None of us are just one flavour or one colour. If we were, we’d be one- dimensional. And that’s what used to drive me mad as an up and coming actor. My agent and I, we’d get scripts and we were always asked to read the “black male” character. Or “the athletic type.” And that was just Crimewatch… But when a script called for a “black male”, it wasn’t describing a character. It was a describing a skin colour. A white man – or a caucasian – was described as “a man with a twinkle in his eye”.
My eyes may be dark, but they definitely twinkle! (Ask the Mrs…) And I was like “I wanna play the character with a twinkle in his eyes!” So I got to a certain point in my career, and I saw that glass ceiling;
I was very close to hitting my forehead on it.
I was busy, I was getting lots of work, but I realised I could only play so many “best friends” or “gang leaders”. I knew I wasn’t going to land a lead role. I knew there wasn’t enough imagination in the industry for me to be
seen as a lead.

In other words, if I wanted to star in a British drama like Luther, then I’d have to go to a country like America. Now some people might say “but back then, Britain hardly had any black detectives, so how could you expect us to have a TV show about one? How could you expect the BBC to have the imagination to put Luther on TV? …because it’s TELEVISION?!
And the other thing was, because I never saw myself or my culture on TV, I stopped watching TV. Instead I decided to just go out and become TV.
If I aspired to be on a level with the Denzil Washingtons, and the Robert de Niro’s, I had to reinvent myself.
I had to transform the way industry saw me. I had to climb out of the box.
In other words I didn’t go to America because I couldn’t GET parts. I went to America because I was running OUT of parts. They were all the same sort of parts. But 20 or 25 years ago there were a handful of casting directors, without whom I wouldn’t be here today:
– Doreen Jones
– Priscilla John
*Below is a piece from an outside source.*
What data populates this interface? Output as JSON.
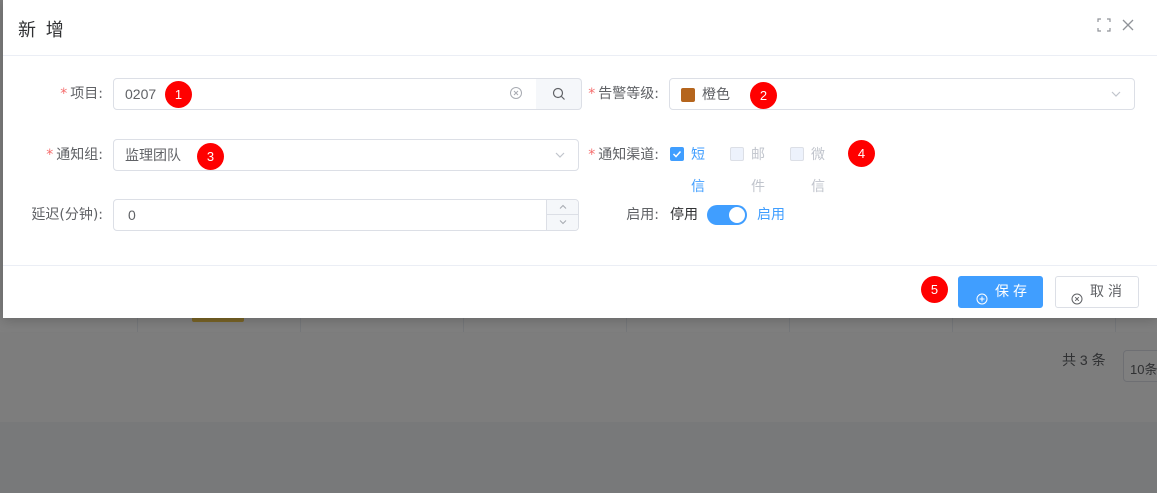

– The Hubbards
– Leo Davis
– Mary Selwaye
These people regularly auditioned me, they saw the twinkle in my eyes, and put me up for roles that definitely weren’t written for me or my type. At which point I’d like to add, the BBC was the broadcaster to give me my first break. In all honesty they’ve been incredible to me, not to mention our country, and the WORLD. They also had the imagination.

It’s that same imagination casting director Nina Gold had, when she cast the film Attack The Block. She searched the whole of London for raw talent, much of it diverse. She found John Boyega, a British African.
Nina then put Boyega up to be the hero in the latest Star Wars blockbuster.
Since when did the lead character in Star Wars come from Peckham? Since a woman with imagination became the casting director.
It’s the vision of people like Nina, and those 5 original casting directors, that allows me to stand before you today.
That, and the fact I refused to be pigeon-holed.
I’m not gonna lie, it was really hard work.

What all this taught me, is too often people get locked inside boxes. And it’s not a great place to be.
Ask women, they’ll say the same thing. Or disabled people. Or gay people. Or any number of under-represented groups. So today I’m asking the TV & film industry to think outside the box, and to GET outside the box. This isn’t a speech about race, this is a speech about imagination. Diversity of thought.
Thankfully in our country, we’re free to say what we want. But we’re not as free as we think, because our imagination isn’t that free. We can’t help putting people inside boxes, it’s a national pastime… Funny thing is, it’s not good for the people locked in the box; but it’s also not good for the people deciding what’s ON the box. Audiences don’t want to see caricatures Because the point about a caricature is this: you’ve seen it all before. So I want our incredibly creative and successful TV industry to be more imaginative with the cultural exports we send around the world.